Rather, it was owned in the early 20th century by Alice G. (Goodell) Grozier (1864-1943), wife of Edwin Atkins Grozier (1859-1924), of 160 Commercial Street, and — with her husband — a majority stockholder in The Boston Post. Grozier had acquired the property in 1900 from Seth and Fannie C. Smith. After her death, the property was briefly in the hands of the New England Telephone and Telegraph Company (had Mrs. Grozier not paid her phone bill?), which sold it in 1948 to George D. and Grace K. McDonald.
McDonald bequeathed the property to Marguerite M. Richardson (a/k/a Margaret Lynch), to whom it passed in March 1976. As a footnote to history, McDonald’s executor in the transaction was William King, the skipper of the Patricia Marie, who was to perish at sea seven months later. In fairly short order, Richardson sold the property for $24,500 to William H. Gordon and Emily P. Gordon, proprietors of the abutting Chateau Provincetown, 105 Bradford Street Extension. It was the Gordons who built the main house on the property, from 1977 to 1978, so that they could move out of their living quarters at the motel.
The property remained in the Gordon family until 2009, when it was sold to Dr. Jerome C. Crepeau (b 1953), an otolaryngologist, and his husband, Louis L. Lima (b 1953). Crepeau and Lima had previously owned 22 Brewster Street, in which they discovered about 130 immured “mudhead” paintings and studies. (Sue Harrison, “Hidden but Not Lost,” The Provincetown Banner, 27 October 2005.)

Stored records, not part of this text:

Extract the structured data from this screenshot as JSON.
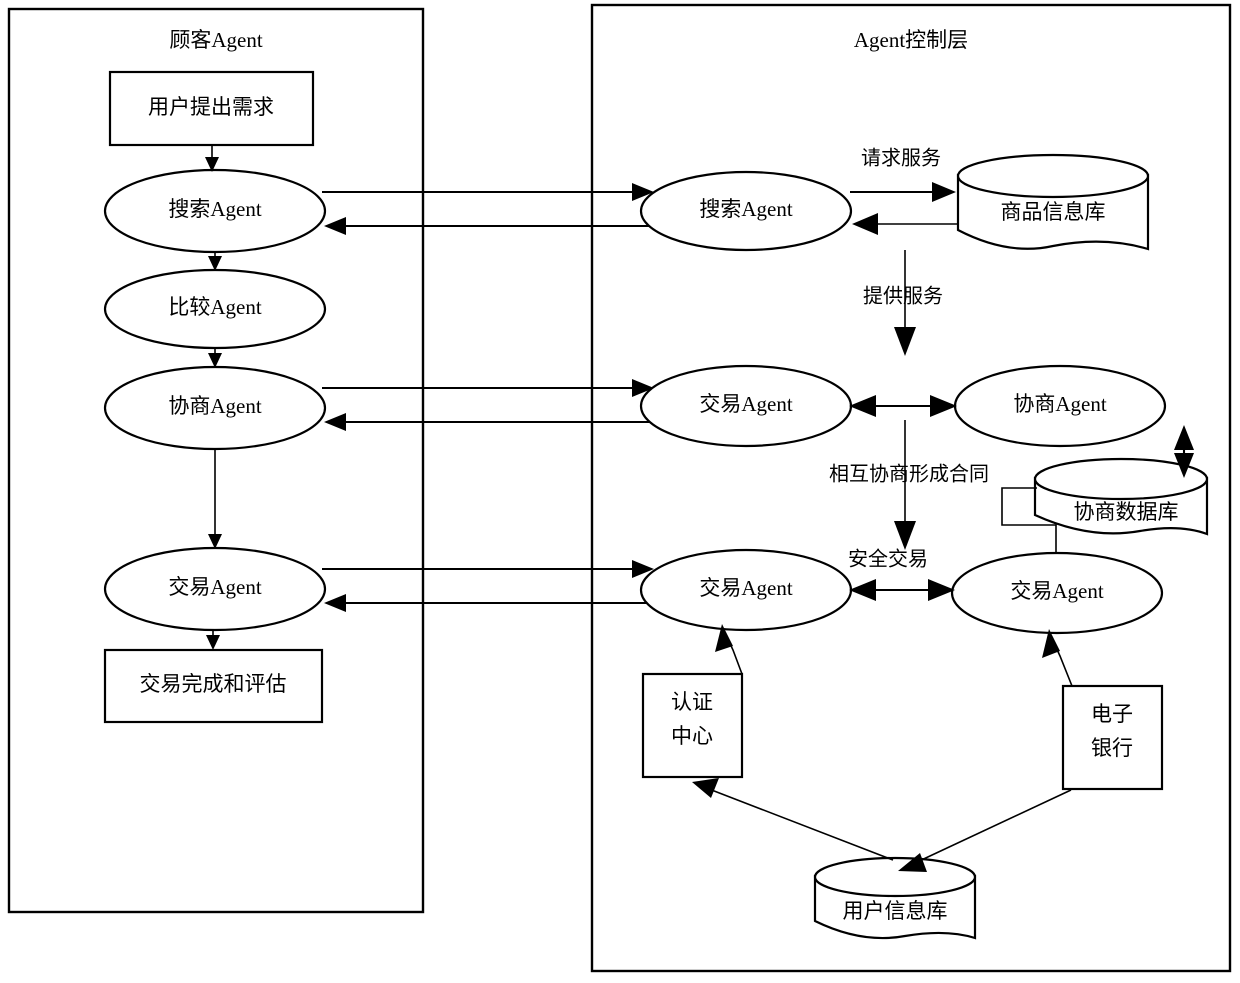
{
  "diagram": {
    "title_hidden": "",
    "panels": [
      {
        "id": "customer",
        "label": "顾客Agent"
      },
      {
        "id": "control",
        "label": "Agent控制层"
      }
    ],
    "customer_nodes": {
      "request_box": "用户提出需求",
      "search_agent": "搜索Agent",
      "compare_agent": "比较Agent",
      "negotiate_agent": "协商Agent",
      "trade_agent": "交易Agent",
      "complete_box": "交易完成和评估"
    },
    "control_nodes": {
      "search_agent": "搜索Agent",
      "product_db": "商品信息库",
      "trade_agent_mid": "交易Agent",
      "negotiate_agent": "协商Agent",
      "negotiate_db": "协商数据库",
      "trade_agent_left": "交易Agent",
      "trade_agent_right": "交易Agent",
      "ca_box_line1": "认证",
      "ca_box_line2": "中心",
      "bank_box_line1": "电子",
      "bank_box_line2": "银行",
      "user_db": "用户信息库"
    },
    "edge_labels": {
      "request_service": "请求服务",
      "provide_service": "提供服务",
      "mutual_contract": "相互协商形成合同",
      "secure_trade": "安全交易"
    },
    "colors": {
      "stroke": "#000000",
      "fill": "#ffffff",
      "background": "#ffffff"
    }
  }
}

Eleven Oppen Street used to be denominated 7B Point Street, but the necessary legal access to the house now comes from a 20-foot-wide strip of land paralleling Oppen Lane and running all the way to Bradford Street Extension. The Gordons’ property also included 7A Point Street, an unbuildable abutting hillside lot that Lima and Crepeau are converting into a large garden, reached by a gently sloping and curving path from the main house. The couple are also able to enjoy a small open-air pavilion on a look-out point that commands a splendid panorama of Cape Cod Bay, including whale spouts on the best days.
Wisely, they did not try to wrangle the design of the house — Sunset Magazine Modern, you might call it — into something it wasn’t, like Shingle style or a full Cape. Instead, they worked with its low, horizontal lines, borrowing what they could of Japanese aesthetics. For inspiration, though not imitation, they turned to the 17th-century Katsura villa. That’s not as unlikely an approach as it might sound, since Katsura certainly influenced midcentury architects in America; perhaps even the architects of 7B Point Street. (See the diptych immediately below.)
And it’s worth noting that Katsura was being constructed in 1620, a date that certainly resonates around these parts. • Assessor’s Online Database, 11 Oppen Lane • Assessor’s Online Database, 7A Point Street ¶ Posted 2013-05-28